YOUR TASK
Find the number of lines in these records where the word "type" appears. Reply with that number and nothing more.

(Page and application data records)

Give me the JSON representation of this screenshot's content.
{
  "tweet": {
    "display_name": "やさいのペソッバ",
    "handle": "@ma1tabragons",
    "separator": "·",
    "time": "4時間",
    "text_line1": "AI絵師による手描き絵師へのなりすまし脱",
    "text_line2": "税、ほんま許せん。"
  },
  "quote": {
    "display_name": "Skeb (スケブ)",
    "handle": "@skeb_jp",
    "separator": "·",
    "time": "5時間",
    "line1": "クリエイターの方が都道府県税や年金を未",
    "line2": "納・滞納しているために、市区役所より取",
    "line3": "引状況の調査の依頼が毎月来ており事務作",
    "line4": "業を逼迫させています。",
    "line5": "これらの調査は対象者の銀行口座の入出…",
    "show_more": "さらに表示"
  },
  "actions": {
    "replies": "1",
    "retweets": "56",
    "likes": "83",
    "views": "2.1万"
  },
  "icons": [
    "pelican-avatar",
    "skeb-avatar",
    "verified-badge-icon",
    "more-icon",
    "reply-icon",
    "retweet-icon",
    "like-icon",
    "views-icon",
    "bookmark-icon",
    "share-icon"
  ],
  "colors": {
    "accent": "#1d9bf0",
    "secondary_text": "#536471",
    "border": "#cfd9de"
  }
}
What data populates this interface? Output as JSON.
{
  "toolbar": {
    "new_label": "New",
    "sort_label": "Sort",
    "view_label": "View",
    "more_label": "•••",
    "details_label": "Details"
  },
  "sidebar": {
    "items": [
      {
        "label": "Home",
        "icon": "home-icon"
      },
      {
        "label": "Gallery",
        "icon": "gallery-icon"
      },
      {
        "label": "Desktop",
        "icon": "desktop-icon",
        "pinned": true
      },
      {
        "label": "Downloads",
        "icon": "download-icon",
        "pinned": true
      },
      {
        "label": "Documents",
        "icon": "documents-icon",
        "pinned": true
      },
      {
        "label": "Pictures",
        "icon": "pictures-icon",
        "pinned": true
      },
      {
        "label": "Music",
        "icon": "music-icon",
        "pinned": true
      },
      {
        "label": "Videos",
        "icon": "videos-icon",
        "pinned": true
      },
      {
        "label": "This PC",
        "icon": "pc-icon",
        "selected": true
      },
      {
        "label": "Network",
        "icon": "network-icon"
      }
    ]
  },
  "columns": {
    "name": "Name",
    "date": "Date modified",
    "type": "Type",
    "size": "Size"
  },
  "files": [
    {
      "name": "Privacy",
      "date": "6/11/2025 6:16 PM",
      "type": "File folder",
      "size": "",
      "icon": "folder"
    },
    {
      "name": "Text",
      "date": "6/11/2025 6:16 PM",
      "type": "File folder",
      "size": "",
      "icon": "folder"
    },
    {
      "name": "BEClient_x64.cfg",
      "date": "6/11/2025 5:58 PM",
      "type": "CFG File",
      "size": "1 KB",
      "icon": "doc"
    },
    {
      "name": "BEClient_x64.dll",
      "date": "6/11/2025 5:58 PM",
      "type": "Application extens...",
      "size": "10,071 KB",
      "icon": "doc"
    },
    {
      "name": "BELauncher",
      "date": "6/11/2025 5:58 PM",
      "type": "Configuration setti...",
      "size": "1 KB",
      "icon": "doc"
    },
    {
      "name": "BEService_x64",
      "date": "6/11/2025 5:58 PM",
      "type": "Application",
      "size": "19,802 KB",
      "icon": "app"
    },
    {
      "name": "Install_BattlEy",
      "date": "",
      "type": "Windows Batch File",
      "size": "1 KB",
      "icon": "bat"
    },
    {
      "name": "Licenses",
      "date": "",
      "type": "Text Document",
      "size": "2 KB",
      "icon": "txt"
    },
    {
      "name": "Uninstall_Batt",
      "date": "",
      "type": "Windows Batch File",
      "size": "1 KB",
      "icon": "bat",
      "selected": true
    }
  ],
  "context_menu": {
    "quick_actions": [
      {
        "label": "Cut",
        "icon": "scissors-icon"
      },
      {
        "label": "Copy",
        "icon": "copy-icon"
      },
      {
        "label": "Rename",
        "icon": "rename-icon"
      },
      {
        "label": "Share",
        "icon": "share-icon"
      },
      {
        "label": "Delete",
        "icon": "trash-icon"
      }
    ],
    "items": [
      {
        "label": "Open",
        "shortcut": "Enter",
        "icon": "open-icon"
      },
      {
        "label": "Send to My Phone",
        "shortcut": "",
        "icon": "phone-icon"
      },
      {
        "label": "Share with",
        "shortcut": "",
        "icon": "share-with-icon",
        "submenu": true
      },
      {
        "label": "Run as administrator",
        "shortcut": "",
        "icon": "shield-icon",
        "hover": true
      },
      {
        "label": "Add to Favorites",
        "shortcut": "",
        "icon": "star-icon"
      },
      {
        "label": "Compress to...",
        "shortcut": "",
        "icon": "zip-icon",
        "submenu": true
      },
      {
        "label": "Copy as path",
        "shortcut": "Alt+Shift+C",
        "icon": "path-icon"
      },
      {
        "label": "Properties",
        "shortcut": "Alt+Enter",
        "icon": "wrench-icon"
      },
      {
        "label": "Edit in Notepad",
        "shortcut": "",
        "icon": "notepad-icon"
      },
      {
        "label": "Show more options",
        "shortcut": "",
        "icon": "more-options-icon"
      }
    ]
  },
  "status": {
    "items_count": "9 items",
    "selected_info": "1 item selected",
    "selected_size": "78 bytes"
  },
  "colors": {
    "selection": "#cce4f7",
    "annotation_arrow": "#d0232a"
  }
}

RESPONSE BELOW
10